ASSIGNED TASK: All entries below need to be written out exactly, but without their pictures.

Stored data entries

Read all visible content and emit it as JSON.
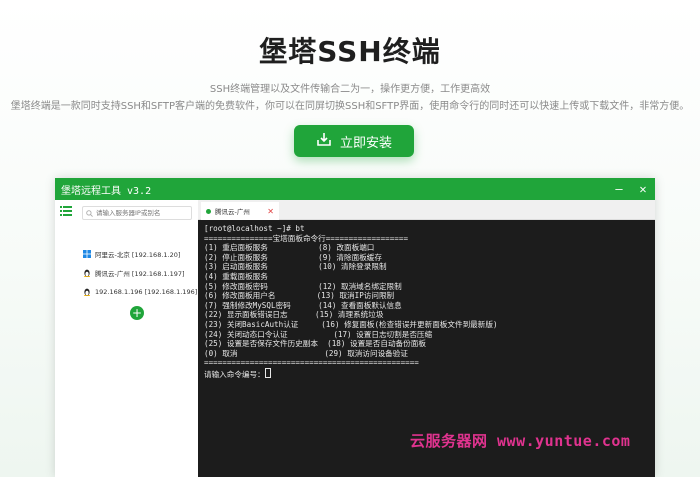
{
  "hero": {
    "title": "堡塔SSH终端",
    "subtitle": "SSH终端管理以及文件传输合二为一，操作更方便，工作更高效",
    "description": "堡塔终端是一款同时支持SSH和SFTP客户端的免费软件，你可以在同屏切换SSH和SFTP界面，使用命令行的同时还可以快速上传或下载文件，非常方便。",
    "install_label": "立即安装",
    "install_icon": "download-icon"
  },
  "app": {
    "title": "堡塔远程工具 v3.2",
    "minimize": "—",
    "close": "✕",
    "search_placeholder": "请输入服务器IP或别名",
    "servers": [
      {
        "os": "windows",
        "label": "阿里云-北京 [192.168.1.20]"
      },
      {
        "os": "linux",
        "label": "腾讯云-广州 [192.168.1.197]"
      },
      {
        "os": "linux",
        "label": "192.168.1.196 [192.168.1.196]"
      }
    ],
    "add_label": "+",
    "tab": {
      "label": "腾讯云-广州",
      "close": "✕"
    }
  },
  "terminal": {
    "lines": [
      "[root@localhost ~]# bt",
      "===============宝塔面板命令行==================",
      "(1) 重启面板服务           (8) 改面板端口",
      "(2) 停止面板服务           (9) 清除面板缓存",
      "(3) 启动面板服务           (10) 清除登录限制",
      "(4) 重载面板服务",
      "(5) 修改面板密码           (12) 取消域名绑定限制",
      "(6) 修改面板用户名         (13) 取消IP访问限制",
      "(7) 强制修改MySQL密码      (14) 查看面板默认信息",
      "(22) 显示面板错误日志      (15) 清理系统垃圾",
      "(23) 关闭BasicAuth认证     (16) 修复面板(检查错误并更新面板文件到最新版)",
      "(24) 关闭动态口令认证          (17) 设置日志切割是否压缩",
      "(25) 设置是否保存文件历史副本  (18) 设置是否自动备份面板",
      "(0) 取消                   (29) 取消访问设备验证",
      "==============================================="
    ],
    "prompt": "请输入命令编号："
  },
  "watermark": "云服务器网 www.yuntue.com",
  "colors": {
    "brand": "#20a53a",
    "terminal_bg": "#1c1c1c",
    "watermark": "#e0338f"
  }
}
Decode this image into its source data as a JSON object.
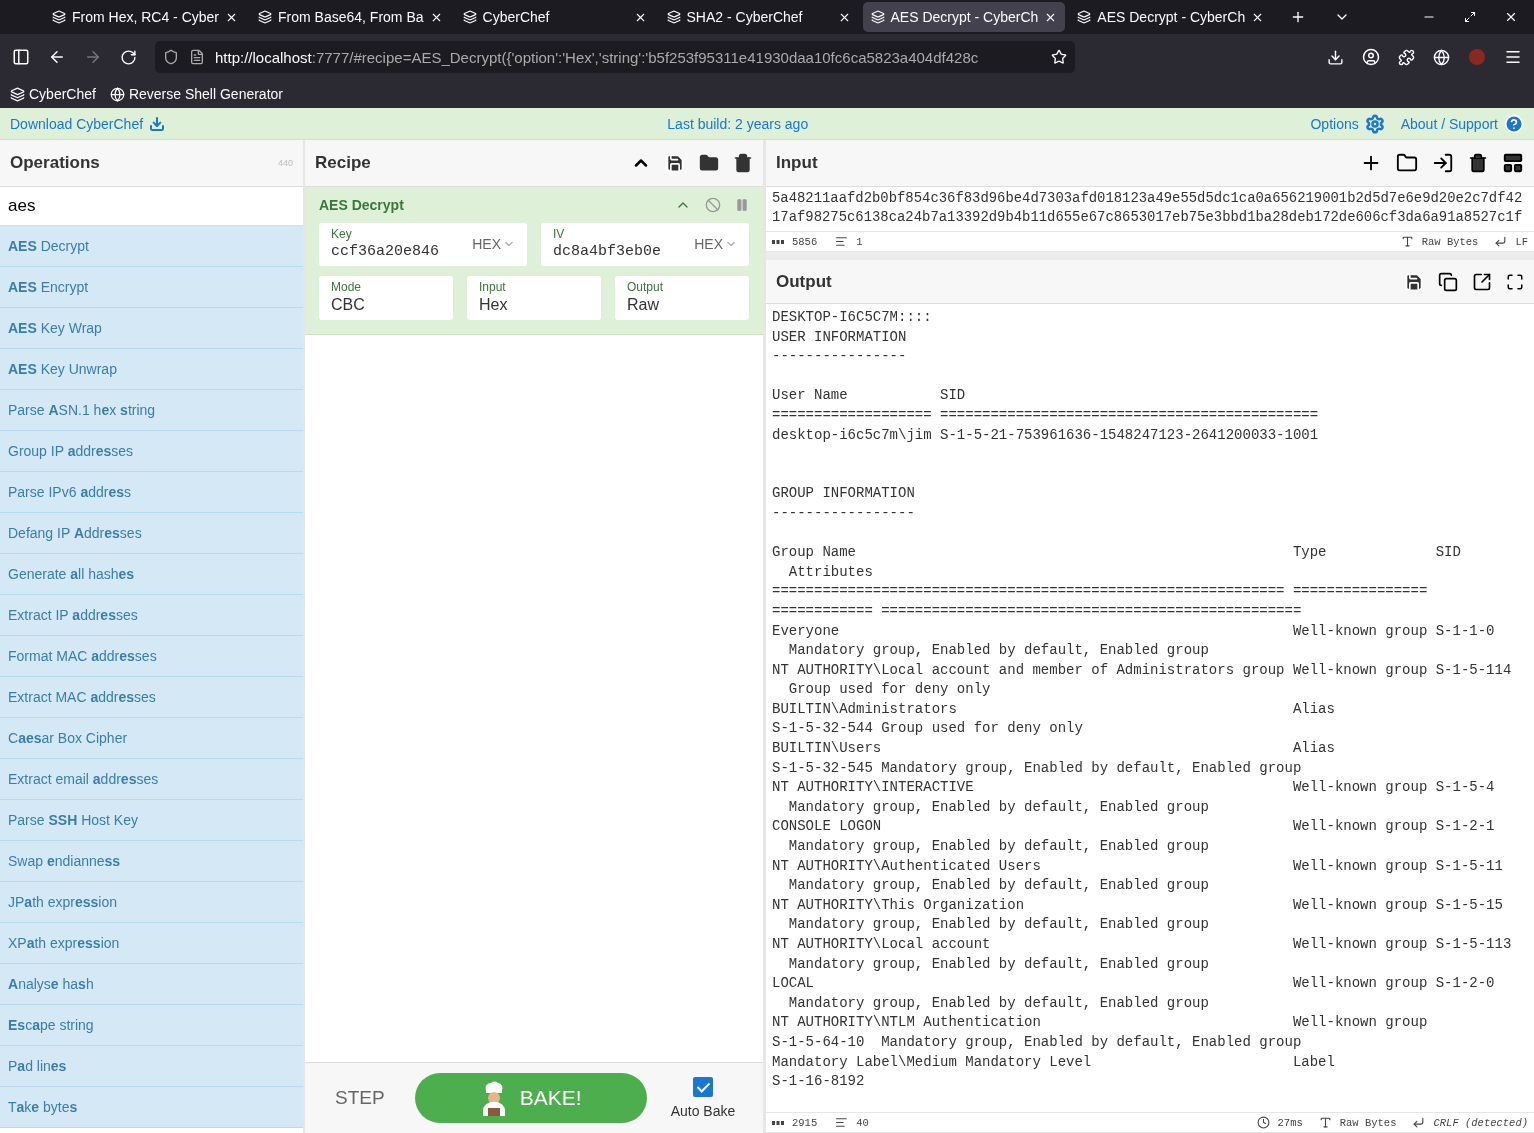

OUTPUT BELOW:
Read all visible content and emit it as JSON.
{
  "hero": {
    "title": "堡塔SSH终端",
    "subtitle": "SSH终端管理以及文件传输合二为一，操作更方便，工作更高效",
    "description": "堡塔终端是一款同时支持SSH和SFTP客户端的免费软件，你可以在同屏切换SSH和SFTP界面，使用命令行的同时还可以快速上传或下载文件，非常方便。",
    "install_label": "立即安装",
    "install_icon": "download-icon"
  },
  "app": {
    "title": "堡塔远程工具 v3.2",
    "minimize": "—",
    "close": "✕",
    "search_placeholder": "请输入服务器IP或别名",
    "servers": [
      {
        "os": "windows",
        "label": "阿里云-北京 [192.168.1.20]"
      },
      {
        "os": "linux",
        "label": "腾讯云-广州 [192.168.1.197]"
      },
      {
        "os": "linux",
        "label": "192.168.1.196 [192.168.1.196]"
      }
    ],
    "add_label": "+",
    "tab": {
      "label": "腾讯云-广州",
      "close": "✕"
    }
  },
  "terminal": {
    "lines": [
      "[root@localhost ~]# bt",
      "===============宝塔面板命令行==================",
      "(1) 重启面板服务           (8) 改面板端口",
      "(2) 停止面板服务           (9) 清除面板缓存",
      "(3) 启动面板服务           (10) 清除登录限制",
      "(4) 重载面板服务",
      "(5) 修改面板密码           (12) 取消域名绑定限制",
      "(6) 修改面板用户名         (13) 取消IP访问限制",
      "(7) 强制修改MySQL密码      (14) 查看面板默认信息",
      "(22) 显示面板错误日志      (15) 清理系统垃圾",
      "(23) 关闭BasicAuth认证     (16) 修复面板(检查错误并更新面板文件到最新版)",
      "(24) 关闭动态口令认证          (17) 设置日志切割是否压缩",
      "(25) 设置是否保存文件历史副本  (18) 设置是否自动备份面板",
      "(0) 取消                   (29) 取消访问设备验证",
      "==============================================="
    ],
    "prompt": "请输入命令编号："
  },
  "watermark": "云服务器网 www.yuntue.com",
  "colors": {
    "brand": "#20a53a",
    "terminal_bg": "#1c1c1c",
    "watermark": "#e0338f"
  }
}
Decode this image into its source data as a JSON object.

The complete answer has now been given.